Brussels sprouts), which are rich in phase 2 enzyme inducers (11), may play a special role in affording such protection (12, 13). A simple cell culture system, developed to detect and quantitate the potency of phase 2 enzyme inducers, measures the elevation of NAD(P)H:quinone reductase (QR; a typical

Broccoli Sprouts | Dr. Jed W. Fahey

(2010) Broccoli (Brassica oleracea var. italica) sprouts and extracts rich in glucosinolates and isothiocyanates affect cholesterol metabolism and genes involved on lipid homeostasis in hamsters.
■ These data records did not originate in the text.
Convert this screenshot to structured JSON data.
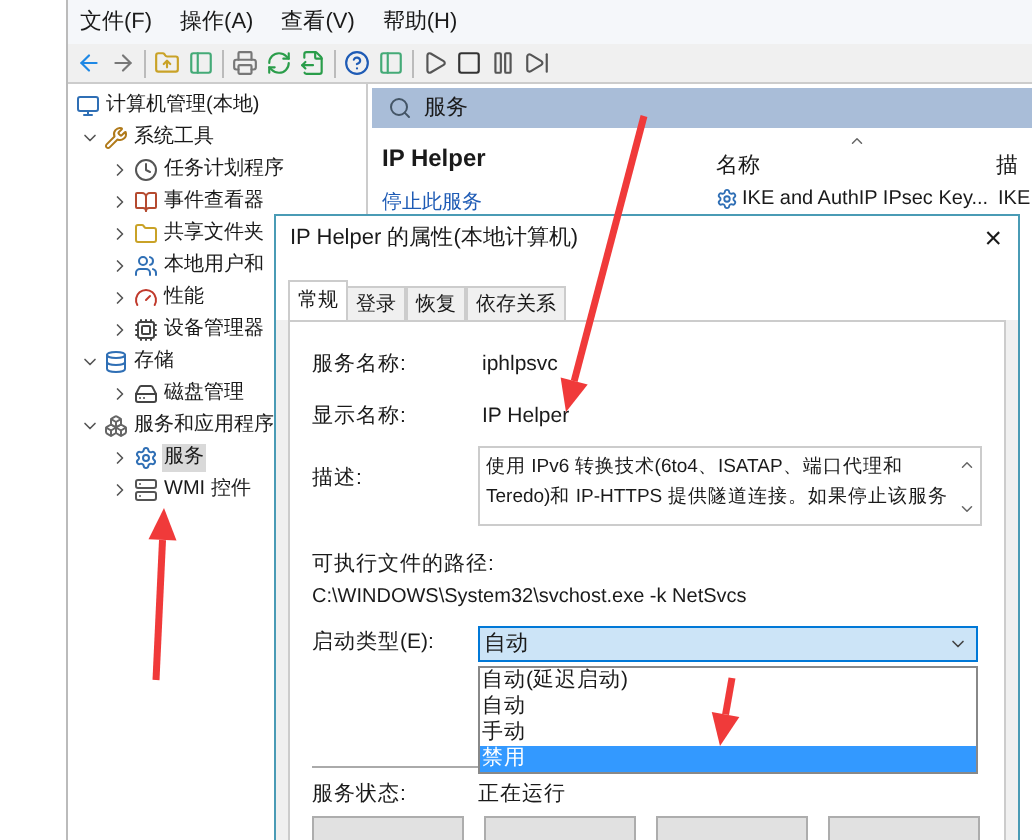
{
  "menu": [
    "文件(F)",
    "操作(A)",
    "查看(V)",
    "帮助(H)"
  ],
  "tree": [
    {
      "label": "计算机管理(本地)",
      "selected": false,
      "children": [
        {
          "label": "系统工具",
          "expanded": true,
          "selected": false,
          "children": [
            {
              "label": "任务计划程序",
              "expanded": false,
              "selected": false
            },
            {
              "label": "事件查看器",
              "expanded": false,
              "selected": false
            },
            {
              "label": "共享文件夹",
              "expanded": false,
              "selected": false
            },
            {
              "label": "本地用户和",
              "expanded": false,
              "selected": false
            },
            {
              "label": "性能",
              "expanded": false,
              "selected": false
            },
            {
              "label": "设备管理器",
              "expanded": false,
              "selected": false
            }
          ]
        },
        {
          "label": "存储",
          "expanded": true,
          "selected": false,
          "children": [
            {
              "label": "磁盘管理",
              "expanded": false,
              "selected": false
            }
          ]
        },
        {
          "label": "服务和应用程序",
          "expanded": true,
          "selected": false,
          "children": [
            {
              "label": "服务",
              "expanded": false,
              "selected": true
            },
            {
              "label": "WMI 控件",
              "expanded": false,
              "selected": false
            }
          ]
        }
      ]
    }
  ],
  "services_pane": {
    "header": "服务",
    "service_title": "IP Helper",
    "stop_link": "停止此服务",
    "columns": [
      "名称",
      "描"
    ],
    "rows": [
      {
        "name": "IKE and AuthIP IPsec Key...",
        "column_2": "IKE"
      }
    ]
  },
  "dialog": {
    "title": "IP Helper 的属性(本地计算机)",
    "close": "×",
    "tabs": [
      {
        "label": "常规",
        "selected": true
      },
      {
        "label": "登录",
        "selected": false
      },
      {
        "label": "恢复",
        "selected": false
      },
      {
        "label": "依存关系",
        "selected": false
      }
    ],
    "service_name_label": "服务名称:",
    "service_name": "iphlpsvc",
    "display_name_label": "显示名称:",
    "display_name": "IP Helper",
    "description_label": "描述:",
    "description_lines": [
      "使用 IPv6 转换技术(6to4、ISATAP、端口代理和",
      "Teredo)和 IP-HTTPS 提供隧道连接。如果停止该服务"
    ],
    "path_label": "可执行文件的路径:",
    "path": "C:\\WINDOWS\\System32\\svchost.exe -k NetSvcs",
    "startup_label": "启动类型(E):",
    "startup_value": "自动",
    "startup_options": [
      {
        "label": "自动(延迟启动)",
        "selected": false
      },
      {
        "label": "自动",
        "selected": false
      },
      {
        "label": "手动",
        "selected": false
      },
      {
        "label": "禁用",
        "selected": true
      }
    ],
    "status_label": "服务状态:",
    "status": "正在运行"
  }
}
Journal of Agricultural and Food Chemistry 59(4): 1095-1103.

Broccoli sprouts: An exceptionally rich source of inducers

Preliminary experiments indicated that inducer potencies (expressed per g of plant) of extracts of young sprouts of arugula, bok choy, broccoli, Brussels sprouts, cabbage, cauliflower, Chinese cabbage, collards, cress, daikon, kale, kohlrabi, mustard, turnip, and watercress ranged from 10 to 100 times those of mature field-grown plants.
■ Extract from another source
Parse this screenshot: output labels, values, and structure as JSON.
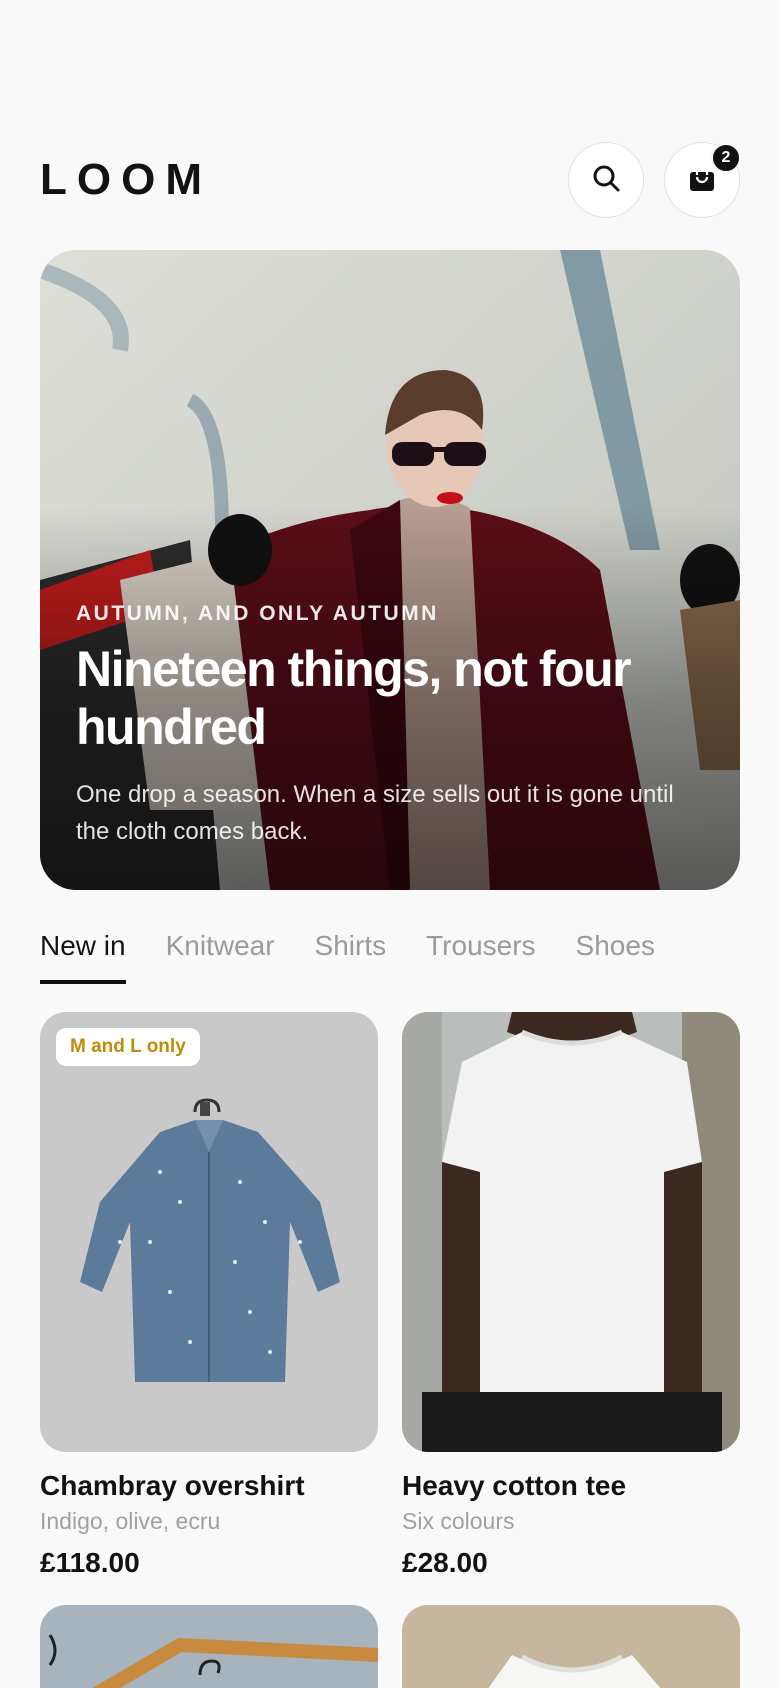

Published in: Proceedings of the National Academy of Sciences of the United States of America · 1997Authors: Jed W Fahey · Yuesheng Zhang · Paul TalalayAffiliation: Johns Hopkins UniversityAbout: Indole-3-carbinol · Brassicaceae · Epoxide hydrolase · Dimethyl sulfoxide

Broccoli sprouts: An exceptionally rich source of inducers

Brassica Chemoprotection Laboratory and Department of Pharmacology and Molecular Sciences, The Johns Hopkins University School of Medicine, Baltimore, MD 21205